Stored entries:
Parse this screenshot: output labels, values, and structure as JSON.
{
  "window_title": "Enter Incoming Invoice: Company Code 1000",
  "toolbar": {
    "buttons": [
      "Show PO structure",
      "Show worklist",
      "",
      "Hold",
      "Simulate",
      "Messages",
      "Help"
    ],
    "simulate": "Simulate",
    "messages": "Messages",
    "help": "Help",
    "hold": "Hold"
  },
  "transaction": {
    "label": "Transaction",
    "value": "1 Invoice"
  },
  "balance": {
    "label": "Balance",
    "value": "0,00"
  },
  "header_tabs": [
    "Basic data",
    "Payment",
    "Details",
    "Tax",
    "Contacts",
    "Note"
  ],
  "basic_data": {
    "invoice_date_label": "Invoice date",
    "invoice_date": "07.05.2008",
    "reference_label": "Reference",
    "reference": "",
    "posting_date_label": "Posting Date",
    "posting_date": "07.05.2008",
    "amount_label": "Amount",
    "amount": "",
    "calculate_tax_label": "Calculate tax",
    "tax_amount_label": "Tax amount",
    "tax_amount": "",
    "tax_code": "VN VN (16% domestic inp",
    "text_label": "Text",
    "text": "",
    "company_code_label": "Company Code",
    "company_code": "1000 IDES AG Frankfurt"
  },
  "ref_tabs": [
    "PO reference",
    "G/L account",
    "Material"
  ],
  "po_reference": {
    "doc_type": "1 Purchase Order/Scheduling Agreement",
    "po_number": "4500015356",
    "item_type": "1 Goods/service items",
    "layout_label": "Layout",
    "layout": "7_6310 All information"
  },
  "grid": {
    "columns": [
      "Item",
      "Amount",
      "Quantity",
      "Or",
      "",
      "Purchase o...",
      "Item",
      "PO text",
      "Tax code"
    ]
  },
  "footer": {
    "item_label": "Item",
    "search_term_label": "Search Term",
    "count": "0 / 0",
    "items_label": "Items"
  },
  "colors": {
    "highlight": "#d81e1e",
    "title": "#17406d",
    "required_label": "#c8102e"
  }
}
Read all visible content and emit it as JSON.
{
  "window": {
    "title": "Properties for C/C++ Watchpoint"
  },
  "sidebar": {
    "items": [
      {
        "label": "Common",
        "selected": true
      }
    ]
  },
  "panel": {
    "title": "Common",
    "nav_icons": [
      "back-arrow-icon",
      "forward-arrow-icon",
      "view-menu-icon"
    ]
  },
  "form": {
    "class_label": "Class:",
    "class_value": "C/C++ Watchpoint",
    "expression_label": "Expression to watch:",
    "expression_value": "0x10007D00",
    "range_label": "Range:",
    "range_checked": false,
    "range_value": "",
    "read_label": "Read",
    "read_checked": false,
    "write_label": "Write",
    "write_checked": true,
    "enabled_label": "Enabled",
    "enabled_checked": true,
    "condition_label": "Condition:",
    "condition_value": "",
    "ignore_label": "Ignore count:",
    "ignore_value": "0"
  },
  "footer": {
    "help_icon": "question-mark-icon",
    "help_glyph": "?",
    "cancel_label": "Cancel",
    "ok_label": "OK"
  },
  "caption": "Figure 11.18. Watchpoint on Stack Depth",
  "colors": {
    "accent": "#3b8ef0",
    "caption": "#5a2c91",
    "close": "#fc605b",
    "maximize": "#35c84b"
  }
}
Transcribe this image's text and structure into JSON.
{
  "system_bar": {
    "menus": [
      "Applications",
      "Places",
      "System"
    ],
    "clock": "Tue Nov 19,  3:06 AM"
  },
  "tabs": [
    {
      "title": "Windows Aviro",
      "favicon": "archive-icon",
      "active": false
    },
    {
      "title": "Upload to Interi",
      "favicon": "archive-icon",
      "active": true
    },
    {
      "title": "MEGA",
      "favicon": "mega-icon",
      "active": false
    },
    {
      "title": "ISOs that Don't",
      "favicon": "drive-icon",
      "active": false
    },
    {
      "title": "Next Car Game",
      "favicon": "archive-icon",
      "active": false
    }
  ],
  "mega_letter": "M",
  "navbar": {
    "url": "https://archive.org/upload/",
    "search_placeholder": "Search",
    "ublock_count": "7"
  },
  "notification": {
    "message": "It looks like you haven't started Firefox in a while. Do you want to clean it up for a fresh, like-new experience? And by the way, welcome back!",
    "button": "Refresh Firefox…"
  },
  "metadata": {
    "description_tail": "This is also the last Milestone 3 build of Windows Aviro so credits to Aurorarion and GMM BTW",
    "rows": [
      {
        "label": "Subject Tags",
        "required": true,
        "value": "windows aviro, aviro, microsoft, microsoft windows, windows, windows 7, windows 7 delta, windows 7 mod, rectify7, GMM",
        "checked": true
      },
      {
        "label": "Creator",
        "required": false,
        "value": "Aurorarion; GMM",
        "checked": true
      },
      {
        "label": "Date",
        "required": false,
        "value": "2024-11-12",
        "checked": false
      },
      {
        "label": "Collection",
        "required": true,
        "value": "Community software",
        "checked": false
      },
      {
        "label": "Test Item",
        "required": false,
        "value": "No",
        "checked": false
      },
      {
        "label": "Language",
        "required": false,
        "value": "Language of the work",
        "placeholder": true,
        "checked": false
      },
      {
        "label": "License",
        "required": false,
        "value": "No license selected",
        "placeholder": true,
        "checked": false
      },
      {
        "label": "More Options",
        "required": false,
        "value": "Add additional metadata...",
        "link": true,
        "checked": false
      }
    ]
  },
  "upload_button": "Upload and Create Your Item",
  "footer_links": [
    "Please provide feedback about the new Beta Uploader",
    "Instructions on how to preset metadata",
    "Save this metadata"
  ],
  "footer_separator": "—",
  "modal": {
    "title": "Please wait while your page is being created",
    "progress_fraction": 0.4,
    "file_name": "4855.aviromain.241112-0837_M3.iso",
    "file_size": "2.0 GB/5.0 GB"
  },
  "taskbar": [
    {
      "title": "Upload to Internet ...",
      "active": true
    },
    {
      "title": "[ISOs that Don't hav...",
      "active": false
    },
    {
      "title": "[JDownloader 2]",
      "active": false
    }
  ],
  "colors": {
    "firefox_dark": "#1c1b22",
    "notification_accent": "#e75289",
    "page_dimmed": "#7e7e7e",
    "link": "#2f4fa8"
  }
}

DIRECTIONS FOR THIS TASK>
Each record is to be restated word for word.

OUTPUT OF THE TASK>
Parse this screenshot: output labels, values, and structure as JSON.
{
  "window_title": "Enter Incoming Invoice: Company Code 1000",
  "toolbar": {
    "buttons": [
      "Show PO structure",
      "Show worklist",
      "",
      "Hold",
      "Simulate",
      "Messages",
      "Help"
    ],
    "simulate": "Simulate",
    "messages": "Messages",
    "help": "Help",
    "hold": "Hold"
  },
  "transaction": {
    "label": "Transaction",
    "value": "1 Invoice"
  },
  "balance": {
    "label": "Balance",
    "value": "0,00"
  },
  "header_tabs": [
    "Basic data",
    "Payment",
    "Details",
    "Tax",
    "Contacts",
    "Note"
  ],
  "basic_data": {
    "invoice_date_label": "Invoice date",
    "invoice_date": "07.05.2008",
    "reference_label": "Reference",
    "reference": "",
    "posting_date_label": "Posting Date",
    "posting_date": "07.05.2008",
    "amount_label": "Amount",
    "amount": "",
    "calculate_tax_label": "Calculate tax",
    "tax_amount_label": "Tax amount",
    "tax_amount": "",
    "tax_code": "VN VN (16% domestic inp",
    "text_label": "Text",
    "text": "",
    "company_code_label": "Company Code",
    "company_code": "1000 IDES AG Frankfurt"
  },
  "ref_tabs": [
    "PO reference",
    "G/L account",
    "Material"
  ],
  "po_reference": {
    "doc_type": "1 Purchase Order/Scheduling Agreement",
    "po_number": "4500015356",
    "item_type": "1 Goods/service items",
    "layout_label": "Layout",
    "layout": "7_6310 All information"
  },
  "grid": {
    "columns": [
      "Item",
      "Amount",
      "Quantity",
      "Or",
      "",
      "Purchase o...",
      "Item",
      "PO text",
      "Tax code"
    ]
  },
  "footer": {
    "item_label": "Item",
    "search_term_label": "Search Term",
    "count": "0 / 0",
    "items_label": "Items"
  },
  "colors": {
    "highlight": "#d81e1e",
    "title": "#17406d",
    "required_label": "#c8102e"
  }
}
Read all visible content and emit it as JSON.
{
  "window": {
    "title": "Properties for C/C++ Watchpoint"
  },
  "sidebar": {
    "items": [
      {
        "label": "Common",
        "selected": true
      }
    ]
  },
  "panel": {
    "title": "Common",
    "nav_icons": [
      "back-arrow-icon",
      "forward-arrow-icon",
      "view-menu-icon"
    ]
  },
  "form": {
    "class_label": "Class:",
    "class_value": "C/C++ Watchpoint",
    "expression_label": "Expression to watch:",
    "expression_value": "0x10007D00",
    "range_label": "Range:",
    "range_checked": false,
    "range_value": "",
    "read_label": "Read",
    "read_checked": false,
    "write_label": "Write",
    "write_checked": true,
    "enabled_label": "Enabled",
    "enabled_checked": true,
    "condition_label": "Condition:",
    "condition_value": "",
    "ignore_label": "Ignore count:",
    "ignore_value": "0"
  },
  "footer": {
    "help_icon": "question-mark-icon",
    "help_glyph": "?",
    "cancel_label": "Cancel",
    "ok_label": "OK"
  },
  "caption": "Figure 11.18. Watchpoint on Stack Depth",
  "colors": {
    "accent": "#3b8ef0",
    "caption": "#5a2c91",
    "close": "#fc605b",
    "maximize": "#35c84b"
  }
}
Transcribe this image's text and structure into JSON.
{
  "system_bar": {
    "menus": [
      "Applications",
      "Places",
      "System"
    ],
    "clock": "Tue Nov 19,  3:06 AM"
  },
  "tabs": [
    {
      "title": "Windows Aviro",
      "favicon": "archive-icon",
      "active": false
    },
    {
      "title": "Upload to Interi",
      "favicon": "archive-icon",
      "active": true
    },
    {
      "title": "MEGA",
      "favicon": "mega-icon",
      "active": false
    },
    {
      "title": "ISOs that Don't",
      "favicon": "drive-icon",
      "active": false
    },
    {
      "title": "Next Car Game",
      "favicon": "archive-icon",
      "active": false
    }
  ],
  "mega_letter": "M",
  "navbar": {
    "url": "https://archive.org/upload/",
    "search_placeholder": "Search",
    "ublock_count": "7"
  },
  "notification": {
    "message": "It looks like you haven't started Firefox in a while. Do you want to clean it up for a fresh, like-new experience? And by the way, welcome back!",
    "button": "Refresh Firefox…"
  },
  "metadata": {
    "description_tail": "This is also the last Milestone 3 build of Windows Aviro so credits to Aurorarion and GMM BTW",
    "rows": [
      {
        "label": "Subject Tags",
        "required": true,
        "value": "windows aviro, aviro, microsoft, microsoft windows, windows, windows 7, windows 7 delta, windows 7 mod, rectify7, GMM",
        "checked": true
      },
      {
        "label": "Creator",
        "required": false,
        "value": "Aurorarion; GMM",
        "checked": true
      },
      {
        "label": "Date",
        "required": false,
        "value": "2024-11-12",
        "checked": false
      },
      {
        "label": "Collection",
        "required": true,
        "value": "Community software",
        "checked": false
      },
      {
        "label": "Test Item",
        "required": false,
        "value": "No",
        "checked": false
      },
      {
        "label": "Language",
        "required": false,
        "value": "Language of the work",
        "placeholder": true,
        "checked": false
      },
      {
        "label": "License",
        "required": false,
        "value": "No license selected",
        "placeholder": true,
        "checked": false
      },
      {
        "label": "More Options",
        "required": false,
        "value": "Add additional metadata...",
        "link": true,
        "checked": false
      }
    ]
  },
  "upload_button": "Upload and Create Your Item",
  "footer_links": [
    "Please provide feedback about the new Beta Uploader",
    "Instructions on how to preset metadata",
    "Save this metadata"
  ],
  "footer_separator": "—",
  "modal": {
    "title": "Please wait while your page is being created",
    "progress_fraction": 0.4,
    "file_name": "4855.aviromain.241112-0837_M3.iso",
    "file_size": "2.0 GB/5.0 GB"
  },
  "taskbar": [
    {
      "title": "Upload to Internet ...",
      "active": true
    },
    {
      "title": "[ISOs that Don't hav...",
      "active": false
    },
    {
      "title": "[JDownloader 2]",
      "active": false
    }
  ],
  "colors": {
    "firefox_dark": "#1c1b22",
    "notification_accent": "#e75289",
    "page_dimmed": "#7e7e7e",
    "link": "#2f4fa8"
  }
}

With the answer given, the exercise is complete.